Supported by the Royal Norwegian Consulate General in New York.

Meanwhile, on the Girl Who front, Dorte and husband give us a sneak preview of the film version of Girl With a Dragon Tattoo. I’m looking forward to the film, though the actress does not at all match my inner portrait of Lisbeth Salander. And as Dorte’s husband says, she does not appear to have Asperger’s. UPDATE: see the Bookwitch’s full review here.

This has come up before. I see from a quick “look inside” search of the first book that Bloomqvist speculates Lisbeth might have Asperger’s – because of her phenomenal memory and ability to see patterns (not that all Aspies have phenomenal skills). Of course, in the second book, many people assume Lisbeth is psychotic and illiterate – and are quite surprised to find out she’s none of the above. Somewhere in an online discussion Reg Keeland, the translator, expressed surprise at the Autism/Asperger’s assumption, but here I see someone comment at Bookwitch’s blog that Stieg Larsson confirmed she was an Aspie. And an interview with his editor also suggests Larsson had it in mind when creating the character.  So I’m not at all sure what to think. I’m not sure labels are really helpful.

If you want to read more about Asperger’s I recommend Asperger Square 8, an excellent and thought-provoking blog (including things about labels).

how great is it?

Uriah has kicked off an interesting discussion of the ballyhoo surrounding Steig Larsson’s The Girl With the Dragon Tattoo.
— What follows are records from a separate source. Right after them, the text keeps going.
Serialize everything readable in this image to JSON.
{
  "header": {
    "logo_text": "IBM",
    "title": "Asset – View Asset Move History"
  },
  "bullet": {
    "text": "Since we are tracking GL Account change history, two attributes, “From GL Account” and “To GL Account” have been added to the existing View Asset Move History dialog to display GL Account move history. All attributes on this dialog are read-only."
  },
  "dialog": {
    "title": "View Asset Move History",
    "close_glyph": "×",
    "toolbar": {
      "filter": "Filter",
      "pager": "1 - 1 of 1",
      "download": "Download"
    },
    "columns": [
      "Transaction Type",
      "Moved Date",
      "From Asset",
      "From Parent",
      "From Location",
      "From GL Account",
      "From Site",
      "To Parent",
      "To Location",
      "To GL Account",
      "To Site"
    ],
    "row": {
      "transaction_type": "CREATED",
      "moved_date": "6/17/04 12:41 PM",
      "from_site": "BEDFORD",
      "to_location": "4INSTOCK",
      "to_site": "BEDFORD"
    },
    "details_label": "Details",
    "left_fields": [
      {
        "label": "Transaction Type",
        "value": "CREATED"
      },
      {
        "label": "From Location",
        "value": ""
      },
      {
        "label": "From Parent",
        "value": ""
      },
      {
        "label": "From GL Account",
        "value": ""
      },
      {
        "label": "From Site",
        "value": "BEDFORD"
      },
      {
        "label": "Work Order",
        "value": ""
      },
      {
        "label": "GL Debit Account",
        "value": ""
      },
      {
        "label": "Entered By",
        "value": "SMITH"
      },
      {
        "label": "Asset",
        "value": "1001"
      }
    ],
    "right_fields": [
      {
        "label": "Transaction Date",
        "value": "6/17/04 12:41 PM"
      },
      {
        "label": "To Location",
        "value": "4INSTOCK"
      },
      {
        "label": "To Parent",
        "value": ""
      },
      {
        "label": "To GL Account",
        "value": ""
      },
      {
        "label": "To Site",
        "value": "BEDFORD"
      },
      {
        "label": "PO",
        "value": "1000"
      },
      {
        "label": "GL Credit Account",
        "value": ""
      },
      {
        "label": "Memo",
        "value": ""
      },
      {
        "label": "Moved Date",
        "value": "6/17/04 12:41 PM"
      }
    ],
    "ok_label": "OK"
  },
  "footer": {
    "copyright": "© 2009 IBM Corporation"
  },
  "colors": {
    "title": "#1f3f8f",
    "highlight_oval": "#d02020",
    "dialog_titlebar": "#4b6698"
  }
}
This “international sensation” is just reaching the US, and it will be interesting to see whether it will receive the popular attention it has in other countries.

For extremes, sample this suggestion that it deserves the Nobel Prize, and this hostile review that calls it “easily one of the worst books I’ve ever read.”

But quite a few people seem to love it; over 6 million copies have sold worldwide.